A proper understanding of the microstructure of cementitious materials is important in ensuring desirable properties and to help develop models that are capable of predicting performance. The pore structure of cementitious materials including those of novel binder materials are extracted using mercury intrusion porosimetry, electron microscopy, and x-ray tomography. The actual microstructures extracted from these techniques or simulated microstructures are input in predictive tools for properties such as fluid permeability and elastic properties.

#### Finite element models for cementitious systems with particulate inclusion
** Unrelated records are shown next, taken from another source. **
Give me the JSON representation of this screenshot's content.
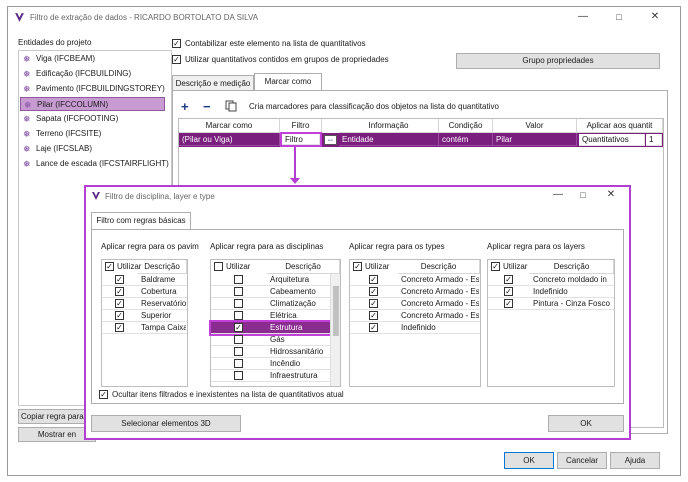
{
  "main": {
    "title": "Filtro de extração de dados - RICARDO BORTOLATO DA SILVA",
    "entities_label": "Entidades do projeto",
    "entities": [
      "Viga (IFCBEAM)",
      "Edificação (IFCBUILDING)",
      "Pavimento (IFCBUILDINGSTOREY)",
      "Pilar (IFCCOLUMN)",
      "Sapata (IFCFOOTING)",
      "Terreno (IFCSITE)",
      "Laje (IFCSLAB)",
      "Lance de escada (IFCSTAIRFLIGHT)"
    ],
    "selected_entity": 3,
    "opt_count": "Contabilizar este elemento na lista de quantitativos",
    "opt_group": "Utilizar quantitativos contidos em grupos de propriedades",
    "group_btn": "Grupo propriedades",
    "tabs": [
      "Descrição e medição",
      "Marcar como"
    ],
    "add_icon": "+",
    "remove_icon": "−",
    "marker_text": "Cria marcadores para classificação dos objetos na lista do quantitativo",
    "marker_headers": [
      "Marcar como",
      "Filtro",
      "Informação",
      "Condição",
      "Valor",
      "Aplicar aos quantit"
    ],
    "marker_row": {
      "mark": "(Pilar ou Viga)",
      "filter": "Filtro",
      "info": "Entidade",
      "cond": "contém",
      "value": "Pilar",
      "apply": "Quantitativos",
      "num": "1"
    },
    "copy_btn": "Copiar regra para...",
    "show_btn": "Mostrar en",
    "ok": "OK",
    "cancel": "Cancelar",
    "help": "Ajuda"
  },
  "dialog": {
    "title": "Filtro de disciplina, layer e type",
    "tab": "Filtro com regras básicas",
    "use_label": "Utilizar",
    "desc_label": "Descrição",
    "sections": [
      {
        "title": "Aplicar regra para os pavim",
        "rows": [
          {
            "text": "Baldrame",
            "checked": true
          },
          {
            "text": "Cobertura",
            "checked": true
          },
          {
            "text": "Reservatório",
            "checked": true
          },
          {
            "text": "Superior",
            "checked": true
          },
          {
            "text": "Tampa Caixa",
            "checked": true
          }
        ]
      },
      {
        "title": "Aplicar regra para as disciplinas",
        "rows": [
          {
            "text": "Arquitetura",
            "checked": false
          },
          {
            "text": "Cabeamento",
            "checked": false
          },
          {
            "text": "Climatização",
            "checked": false
          },
          {
            "text": "Elétrica",
            "checked": false
          },
          {
            "text": "Estrutura",
            "checked": true
          },
          {
            "text": "Gás",
            "checked": false
          },
          {
            "text": "Hidrossanitário",
            "checked": false
          },
          {
            "text": "Incêndio",
            "checked": false
          },
          {
            "text": "Infraestrutura",
            "checked": false
          }
        ]
      },
      {
        "title": "Aplicar regra para os types",
        "rows": [
          {
            "text": "Concreto Armado - Est",
            "checked": true
          },
          {
            "text": "Concreto Armado - Est",
            "checked": true
          },
          {
            "text": "Concreto Armado - Est",
            "checked": true
          },
          {
            "text": "Concreto Armado - Est",
            "checked": true
          },
          {
            "text": "Indefinido",
            "checked": true
          }
        ]
      },
      {
        "title": "Aplicar regra para os layers",
        "rows": [
          {
            "text": "Concreto moldado in",
            "checked": true
          },
          {
            "text": "Indefinido",
            "checked": true
          },
          {
            "text": "Pintura - Cinza Fosco",
            "checked": true
          }
        ]
      }
    ],
    "hide_label": "Ocultar itens filtrados e inexistentes na lista de quantitativos atual",
    "select3d": "Selecionar elementos 3D",
    "ok": "OK"
  }
}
The influence of the characteristics of the particulate inclusions on the mechanical properties and failure stresses in cementitious systems are explored through the use of finite element models. The effect of softer and harder inclusions (relative to the stiffness of the matrix), and the interfacial layer around the inclusions, on the overall stress distribution in the composite are being studied using microstructure-guided finite element models. The attempt is to ensure microstructure-based material design that ensures property equivalence when novel inclusion materials or recycled aggregates are used in concretes.

#### Modeling of ionic transport

The modeling of chloride ions into the concrete, and calcium ions out of the concrete (in leaching conditions) are the subjects of our modeling efforts. The presence of other ionic species in the pore solution influences the transport characteristics of the chloride ions. The Nernst-Planck equation is often used to describe the simultaneous electrodiffusion of multiple ionic species in solution. The evaluation of the electrical potential in the sample (for spatially varying electrical potential) requires application of the Poissonâ€™s equation that relates electric potential and electrical charge due to the ions in the solution. Thus, Poissonâ€™s equation is coupled with the Nernst-Planck equation to describe ion transport in concretes under an applied potential. Finite element (FE) solution of the coupled Poisson-Nernst-Planck (PNP) equation is used to determine the concentration profiles of different ions as a function of time.** Read More**

#### Electrical impedance based models for prediction of microstructure and concrete properties

Electrical response of cementitious systems can be used to understand the evolving microstructure, and thus to provide indications of the performance of such systems. Our studies have focused on the use of impedance techniques to determine the microstructure of cement pastes as well as to understand the microstructural changes occurring as a result of accelerated chloride ion transport into concretes.** Read More**